And here, isotretinoin, the powerful acne-fighting drug known commonly as Accutane, stands as evidence that administering it orally can very much affect the skin. However, the amounts of vitamin A, as either retinoids or carotenoids, in these over-the-counter products is nowhere near the level of isotretinoin. The number of studies, going back to 1943, that have shown oral vitamin A as an effective treatment for acne utilized upwards of 100,000 IUs daily over the course of several months. Dosages for daily OTC vitamin A supplements tend to be around 10,000 IUs—a big difference!
Generally, most people in the U.S. get enough vitamin A from the foods they eat, but your body has to convert it to retinoic acid before it can be used. For example, it takes six units of beta-carotene to yield one unit of retinol. The notable benefit of the drinkable retinol is that it’s already in a more usable form, but the Nue Co. supplement features beta-carotene your body will need to process into retinol. Yet, a daily pill makes more sense in terms of upkeep because drinking a $7.50+ bottle of retinol every day isn’t exactly sustainable for anyone besides maybe Gwyneth Paltrow, especially considering any effects likely won’t be seen for several weeks.
Accounting for cost and lifestyle, there could be simpler ways to incorporate efficacious retinol into your routine. Talk to your dermatologist about what could work for you!
The all star hydrator hyaluronic acid (sometimes known as sodium hyaluronate) is a substance that naturally occurs in the body. It attracts and can hold up to 1000x its weight in water, keeping tissues moist. When it’s applied topically, usually in a serum or moisturizer, this water-holding quality helps hydrate skin. The amount of hyaluronic acid in the body decreases with age—and 50% of it is in the skin—so keeping up stores is beneficial.
For the most part, oral supplements have focused on benefits for the joints because hyaluronic acid keeps them lubricated, and a handful of studies have shown it effective in relieving symptoms of osteoarthritis. One study showed oral hyaluronan diminished the appearance of wrinkles after eight weeks. And another study that supplemented hyaluronan alongside biotin, copper, vitamin C, and zinc, saw a 24.43% increase in skin hydration after 40 days.

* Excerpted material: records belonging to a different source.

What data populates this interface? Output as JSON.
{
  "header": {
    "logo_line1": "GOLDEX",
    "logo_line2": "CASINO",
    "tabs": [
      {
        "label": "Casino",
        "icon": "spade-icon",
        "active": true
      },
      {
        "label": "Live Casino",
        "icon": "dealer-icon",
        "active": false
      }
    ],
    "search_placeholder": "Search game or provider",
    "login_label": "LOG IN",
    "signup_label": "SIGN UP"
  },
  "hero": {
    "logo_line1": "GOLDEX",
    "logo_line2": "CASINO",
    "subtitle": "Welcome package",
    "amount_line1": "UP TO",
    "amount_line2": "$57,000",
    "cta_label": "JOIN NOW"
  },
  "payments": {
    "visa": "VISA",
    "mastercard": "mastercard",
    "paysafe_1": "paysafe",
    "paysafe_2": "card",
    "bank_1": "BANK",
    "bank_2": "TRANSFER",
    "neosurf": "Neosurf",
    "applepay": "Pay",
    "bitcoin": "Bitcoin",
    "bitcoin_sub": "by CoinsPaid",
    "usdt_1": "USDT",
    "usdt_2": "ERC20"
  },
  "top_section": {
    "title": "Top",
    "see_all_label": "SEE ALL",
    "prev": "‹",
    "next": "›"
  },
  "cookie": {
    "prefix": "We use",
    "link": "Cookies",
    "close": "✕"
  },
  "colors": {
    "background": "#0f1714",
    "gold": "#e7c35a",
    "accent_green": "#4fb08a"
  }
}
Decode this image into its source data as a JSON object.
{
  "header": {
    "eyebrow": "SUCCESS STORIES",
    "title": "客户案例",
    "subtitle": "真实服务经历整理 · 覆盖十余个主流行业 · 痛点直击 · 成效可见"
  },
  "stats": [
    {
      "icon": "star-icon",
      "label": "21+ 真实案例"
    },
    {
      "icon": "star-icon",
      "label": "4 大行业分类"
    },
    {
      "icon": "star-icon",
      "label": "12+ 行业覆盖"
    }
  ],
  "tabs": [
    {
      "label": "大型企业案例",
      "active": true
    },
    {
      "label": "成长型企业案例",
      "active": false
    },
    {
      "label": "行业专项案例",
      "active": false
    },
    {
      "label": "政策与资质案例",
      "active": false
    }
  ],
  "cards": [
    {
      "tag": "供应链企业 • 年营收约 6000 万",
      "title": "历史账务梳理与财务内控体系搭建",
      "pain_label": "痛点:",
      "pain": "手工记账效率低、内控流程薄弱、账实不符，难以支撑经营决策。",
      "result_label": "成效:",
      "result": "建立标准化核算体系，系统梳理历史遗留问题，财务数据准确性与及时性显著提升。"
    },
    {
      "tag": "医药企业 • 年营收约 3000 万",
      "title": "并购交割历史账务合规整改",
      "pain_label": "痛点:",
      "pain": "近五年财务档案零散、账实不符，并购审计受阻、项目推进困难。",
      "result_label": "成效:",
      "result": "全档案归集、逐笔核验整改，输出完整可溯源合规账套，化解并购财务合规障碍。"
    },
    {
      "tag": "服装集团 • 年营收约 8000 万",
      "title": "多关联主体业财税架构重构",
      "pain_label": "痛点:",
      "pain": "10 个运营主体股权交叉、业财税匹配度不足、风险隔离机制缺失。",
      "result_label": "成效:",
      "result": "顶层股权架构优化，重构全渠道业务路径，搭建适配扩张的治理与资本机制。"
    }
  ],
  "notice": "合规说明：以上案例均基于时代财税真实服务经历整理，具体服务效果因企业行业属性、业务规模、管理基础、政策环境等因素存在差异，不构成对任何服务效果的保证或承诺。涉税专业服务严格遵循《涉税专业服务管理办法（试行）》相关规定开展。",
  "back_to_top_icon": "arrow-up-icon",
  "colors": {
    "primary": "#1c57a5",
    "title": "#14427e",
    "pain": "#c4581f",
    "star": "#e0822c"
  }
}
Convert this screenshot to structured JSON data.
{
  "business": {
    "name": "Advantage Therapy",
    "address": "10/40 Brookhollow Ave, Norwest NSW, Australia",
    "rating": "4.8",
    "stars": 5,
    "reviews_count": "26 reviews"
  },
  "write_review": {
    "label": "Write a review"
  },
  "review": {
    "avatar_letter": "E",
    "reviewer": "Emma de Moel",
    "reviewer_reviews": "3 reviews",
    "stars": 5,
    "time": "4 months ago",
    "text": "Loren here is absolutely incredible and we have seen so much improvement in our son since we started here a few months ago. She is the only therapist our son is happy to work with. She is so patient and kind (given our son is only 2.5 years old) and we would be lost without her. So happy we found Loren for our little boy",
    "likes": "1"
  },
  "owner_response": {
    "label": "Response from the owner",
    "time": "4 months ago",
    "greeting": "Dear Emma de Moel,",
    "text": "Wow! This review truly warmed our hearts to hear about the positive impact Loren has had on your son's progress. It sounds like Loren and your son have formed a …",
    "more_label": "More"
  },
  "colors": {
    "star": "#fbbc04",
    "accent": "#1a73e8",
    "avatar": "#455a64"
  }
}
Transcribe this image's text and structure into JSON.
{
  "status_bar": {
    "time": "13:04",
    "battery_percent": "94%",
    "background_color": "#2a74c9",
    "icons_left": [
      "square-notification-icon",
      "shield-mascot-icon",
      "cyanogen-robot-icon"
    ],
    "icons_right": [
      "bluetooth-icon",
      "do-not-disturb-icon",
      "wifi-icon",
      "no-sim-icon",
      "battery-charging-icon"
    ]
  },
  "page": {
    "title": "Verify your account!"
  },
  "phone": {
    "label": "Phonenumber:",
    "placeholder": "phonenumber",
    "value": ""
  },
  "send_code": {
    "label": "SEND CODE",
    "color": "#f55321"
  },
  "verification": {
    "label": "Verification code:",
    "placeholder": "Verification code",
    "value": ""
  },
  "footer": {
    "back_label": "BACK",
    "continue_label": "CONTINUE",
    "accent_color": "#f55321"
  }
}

The Hyaluronic Acid + Ceramide Dietary Supplement from Paula’s Choice pairs the juicy substance with antioxidant berries and glucosylceramides to soften skin and improve moisture retention. As with all things ingested, your body will break down a supplement into its useful parts to be allocated as it sees fit, completely outside of your control. Hyaluronic acid is present in all connective tissues and organs, including the brain, blood vessels, and cartilage. So while it’s a useful substance proven to improve skin moisture, you can’t direct the supplements to your skin. A review of studies found no side effects, so it shouldn’t hurt you to take it. If you want to more directly improve the hydration of your skin though, don’t let your topical hyaluronic acid products go.
Zinc is an essential nutrient that’s undoubtedly important to have, regularly a component a daily multivitamins. Six percent of the body’s zinc is in the skin, with a continuous supply needed for important growth and tissue repair functions. Plus, it’s antibacterial and anti-inflammatory.
A review of zinc therapy in dermatology rounded up many studies that found zinc, oral or topical, effective in the treatment of myriad skin conditions. In one double-blind controlled clinical study, zinc supplements were compared to a tetracycline antibiotic for the treatment of acne and was shown to be effective in reducing lesions, though not as effective as the antibiotic. Another placebo-controlled study found orally administered zinc effective for the treatment of rosacea.
But oral zinc is not the first treatment you would turn to for acne, rosacea, or many other common skin concerns—there are simply more effective, more studied options and even topical zinc may be a better bet. Make sure your body’s getting enough zinc for sure, but don’t stop other treatments in favor of it.